Some people you meet socially or through professional functions that become friends first and mentors later. Dub Phillips and Ronald Wilshire are two friends from Houston that I hadn’t seen in over twenty years but both have stepped up to help me with this newest endeavor, writing books.
Then, there are those you have never met. C. M. Sackett is a writer friend I know on Facebook who is working on his own projects and trying to make a living at the same time, but has, on a number of occasions, stopped to take the time to listen to my concerns and to help in any way he could. Another friend of a friend, D. W. (Dick) Powell is an actual business coach who has taken his time to send me bits of useful information for no other reason than he is a friend of my step-daughter, Shelley.

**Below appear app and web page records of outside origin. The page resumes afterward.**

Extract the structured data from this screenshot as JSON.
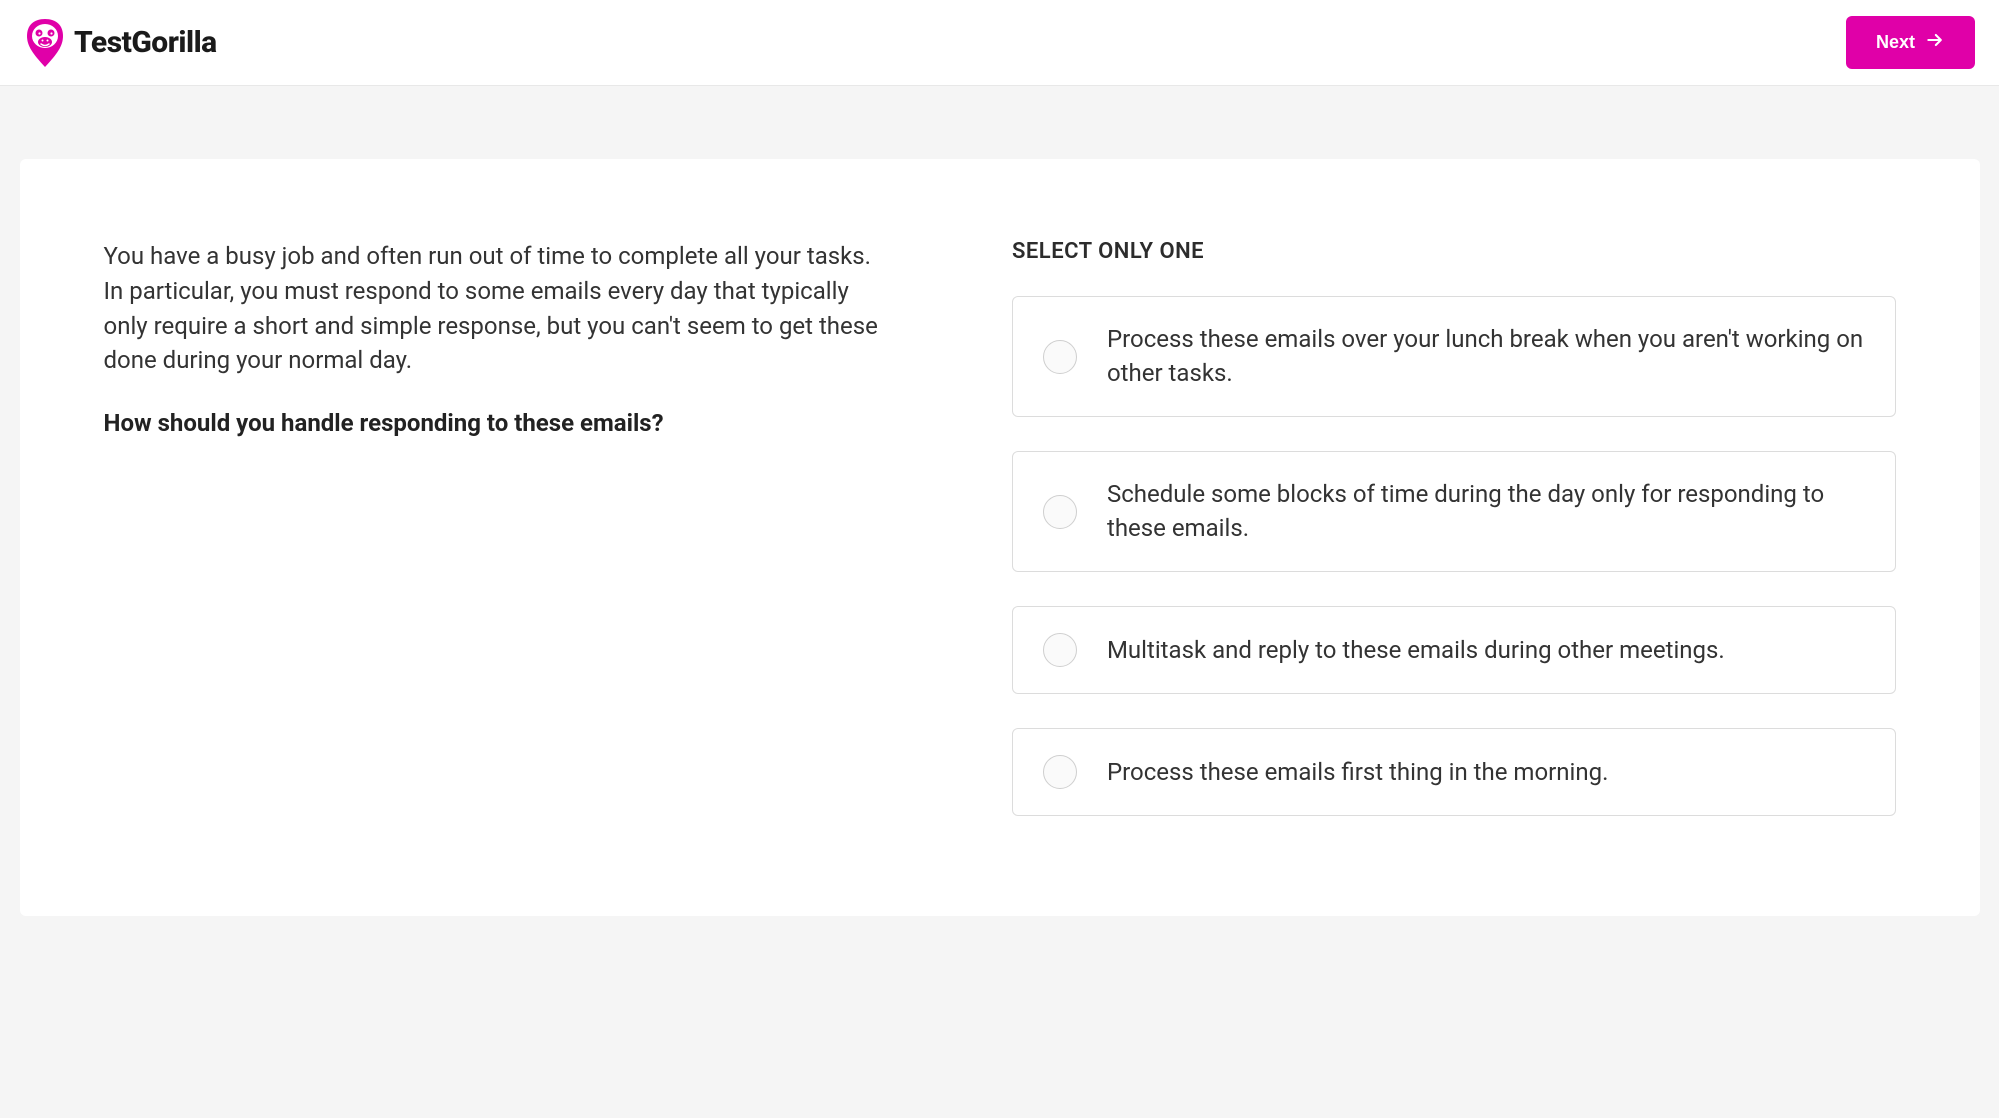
{
  "brand": {
    "name": "TestGorilla",
    "accent_color": "#e000a8"
  },
  "header": {
    "next_label": "Next"
  },
  "question": {
    "context": "You have a busy job and often run out of time to complete all your tasks. In particular, you must respond to some emails every day that typically only require a short and simple response, but you can't seem to get these done during your normal day.",
    "prompt": "How should you handle responding to these emails?",
    "instruction": "SELECT ONLY ONE",
    "options": [
      {
        "text": "Process these emails over your lunch break when you aren't working on other tasks."
      },
      {
        "text": "Schedule some blocks of time during the day only for responding to these emails."
      },
      {
        "text": "Multitask and reply to these emails during other meetings."
      },
      {
        "text": "Process these emails first thing in the morning."
      }
    ]
  }
}
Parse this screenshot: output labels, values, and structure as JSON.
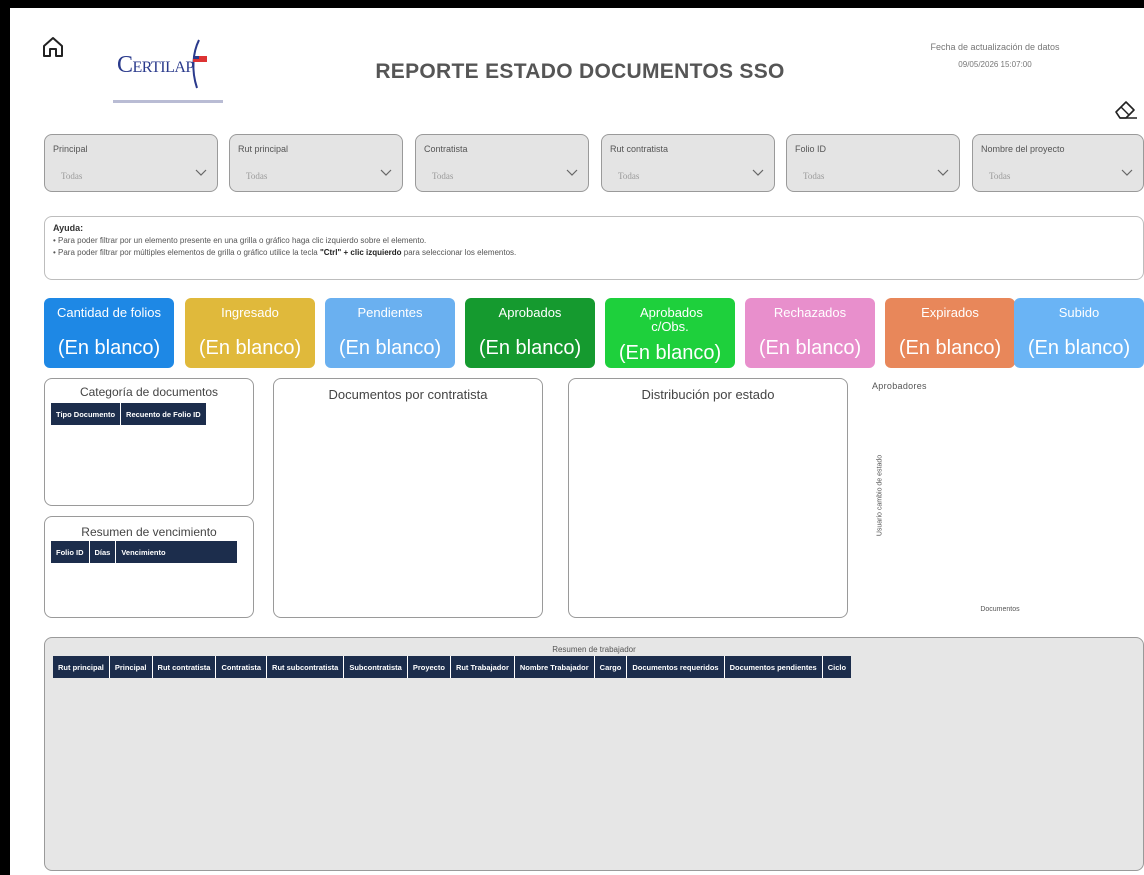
{
  "header": {
    "title": "REPORTE ESTADO DOCUMENTOS SSO",
    "date_label": "Fecha de actualización de datos",
    "date_value": "09/05/2026 15:07:00",
    "logo_text": "CERTILAP CHILE"
  },
  "filters": [
    {
      "label": "Principal",
      "value": "Todas"
    },
    {
      "label": "Rut principal",
      "value": "Todas"
    },
    {
      "label": "Contratista",
      "value": "Todas"
    },
    {
      "label": "Rut contratista",
      "value": "Todas"
    },
    {
      "label": "Folio ID",
      "value": "Todas"
    },
    {
      "label": "Nombre del proyecto",
      "value": "Todas"
    }
  ],
  "help": {
    "title": "Ayuda:",
    "line1": "• Para poder filtrar por un elemento presente en una grilla o gráfico haga clic izquierdo sobre el elemento.",
    "line2_pre": "• Para poder filtrar por múltiples elementos de grilla o gráfico utilice la tecla ",
    "line2_key": "\"Ctrl\" + clic izquierdo",
    "line2_post": " para seleccionar los elementos."
  },
  "cards": [
    {
      "label": "Cantidad de folios",
      "value": "(En blanco)",
      "color": "#1e88e5"
    },
    {
      "label": "Ingresado",
      "value": "(En blanco)",
      "color": "#e0b93b"
    },
    {
      "label": "Pendientes",
      "value": "(En blanco)",
      "color": "#6ab0f0"
    },
    {
      "label": "Aprobados",
      "value": "(En blanco)",
      "color": "#159a2f"
    },
    {
      "label": "Aprobados c/Obs.",
      "value": "(En blanco)",
      "color": "#1ed03c"
    },
    {
      "label": "Rechazados",
      "value": "(En blanco)",
      "color": "#e88fcc"
    },
    {
      "label": "Expirados",
      "value": "(En blanco)",
      "color": "#e8875a"
    },
    {
      "label": "Subido",
      "value": "(En blanco)",
      "color": "#6ab4f5"
    }
  ],
  "panels": {
    "categoria": {
      "title": "Categoría de documentos",
      "columns": [
        "Tipo Documento",
        "Recuento de Folio ID"
      ]
    },
    "vencimiento": {
      "title": "Resumen de vencimiento",
      "columns": [
        "Folio ID",
        "Días",
        "Vencimiento"
      ]
    },
    "contratista": {
      "title": "Documentos por contratista"
    },
    "distribucion": {
      "title": "Distribución por estado"
    },
    "aprobadores": {
      "title": "Aprobadores",
      "ylabel": "Usuario cambio de estado",
      "xlabel": "Documentos"
    }
  },
  "summary": {
    "title": "Resumen de trabajador",
    "columns": [
      "Rut principal",
      "Principal",
      "Rut contratista",
      "Contratista",
      "Rut subcontratista",
      "Subcontratista",
      "Proyecto",
      "Rut Trabajador",
      "Nombre Trabajador",
      "Cargo",
      "Documentos requeridos",
      "Documentos pendientes",
      "Ciclo"
    ]
  }
}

Shelley Hanrahan, has helped me run my business for ten years, for way too low of pay and way too much work, trying to keep us in business. In the end, two bad shoulders, both of them mine, and a bad hip, also mine, forced us out of business, because the replacement surgery will keep me down to three working limbs in use for a year, as surgery heals for each one. And, she put forth all that time and effort while running her real estate businesses in Virginia and Florida.
Relationships with other people are created in a variety of ways. My acquaintance with D. W. (Dick) Powell is one that was created long distance through Shelley in hopes of helping my business. It has become more about writing and our writing interests, as well as speaking and our different reasons to speak. Dick is a valued coach who has continued to share valuable bits of advice over the years. I have included his biographical information for anyone looking for a business or life coach.

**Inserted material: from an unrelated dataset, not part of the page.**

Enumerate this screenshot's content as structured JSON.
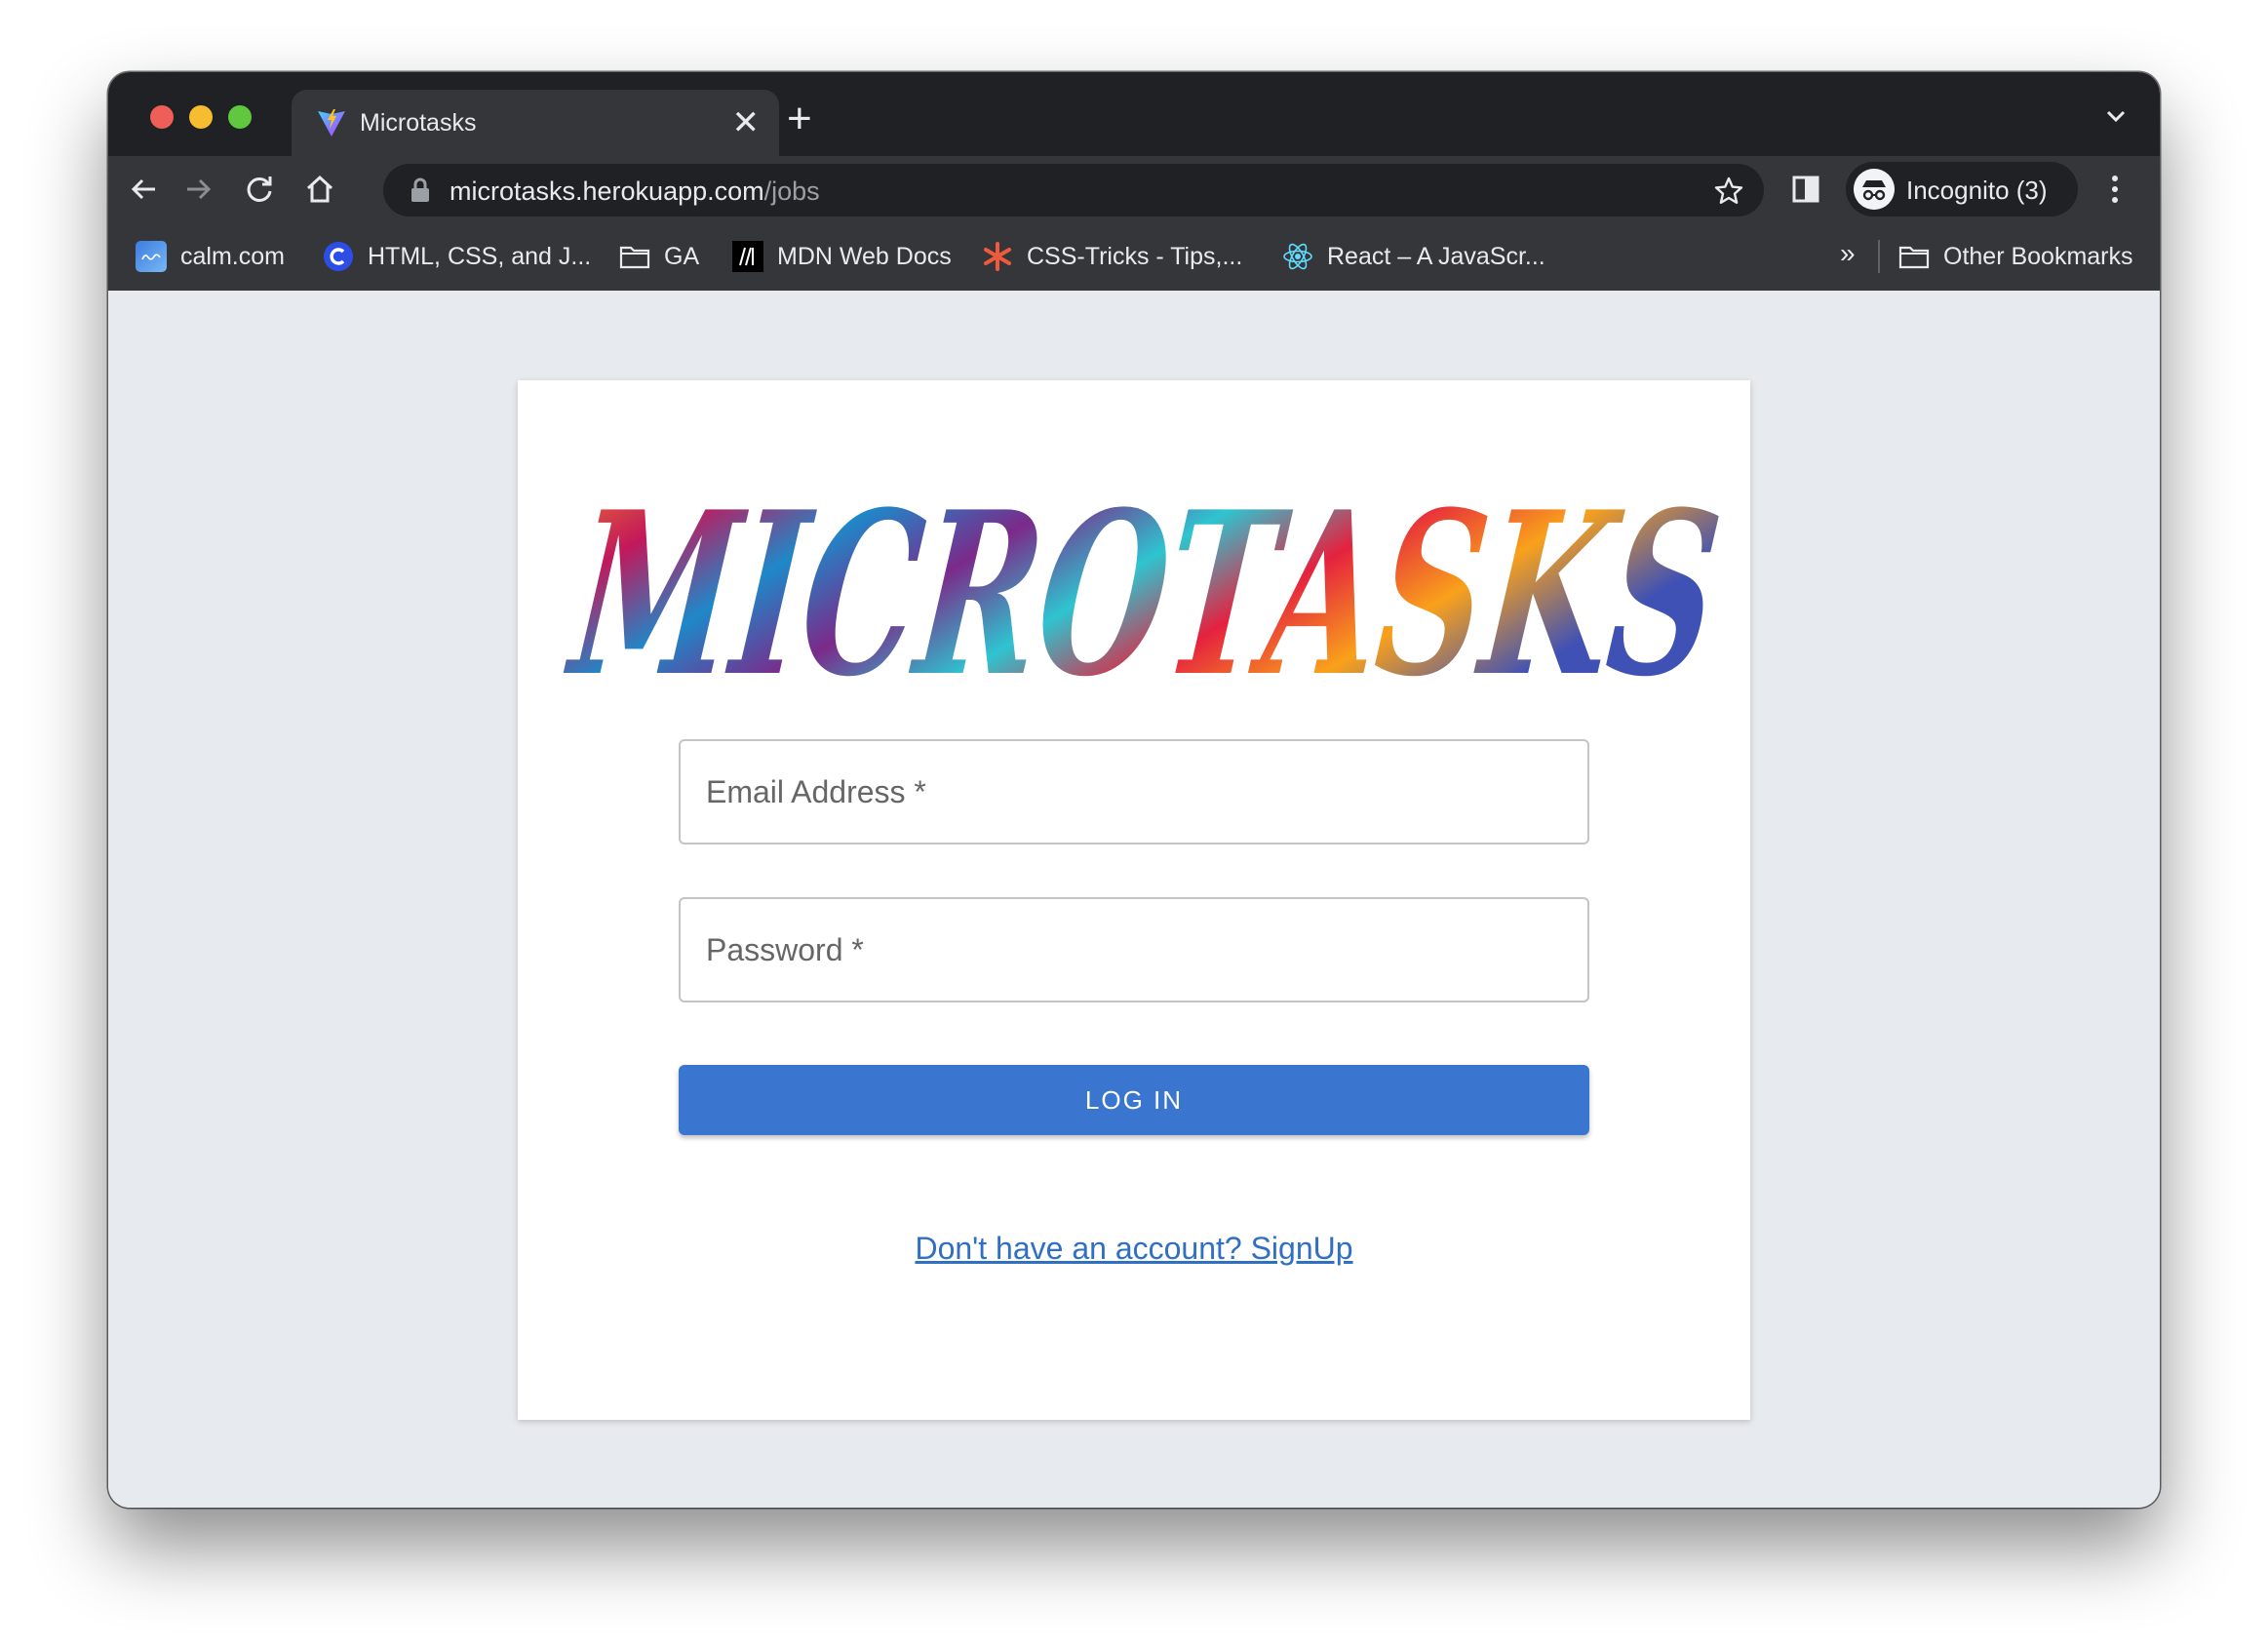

D. W. (Dick) Powell is a radio personality on several radio stations around the country with The Leadership Corner and The Leadership Wrangler. Dick speaks on stages on leadership and personal accountability. Dick is a trained CTT (Certified Training Instructor). Dick has taught at college level business courses, and he is a Certified Life Purpose and Business Coach.
Dick and his wife Robin of 44 years have built: Earth Wind Fire Water Training and Development on the sound basis of principles and values not taught or caught in other arenas.
I have, for many years, spent time putting a pencil to paper and creating an image that is similar to the picture or form that I am drawing. That is a skill most people can develop, but I am not what I would call an artist.
My best friend through high school, Dan Mills, on the other hand, is an artist, and the man I went to when I needed a book cover for Escape from Playa Del Carmen. I could tell lots of stories about Dan, but he has an equal amount he could tell, so in the interest of keeping some things to ourselves, I won’t be publishing that information.
I will say that we had a good time and he continued to work at his art, and some of his best stuff is pure fantasy. Aliens, mermaids, weird animals and landscapes. He would be an excellent book cover artist for either a sci-fi or romance novelist, and has published his own graphic novels.
Dan is that friend that you can be away from for ages, sit down with a good beer or ale, and take off right from where you last met. Thanks for all the memories, the friendship, and the cover art, you are the best.
Find Dan on Facebook: https://www.facebook.com/danmillsart/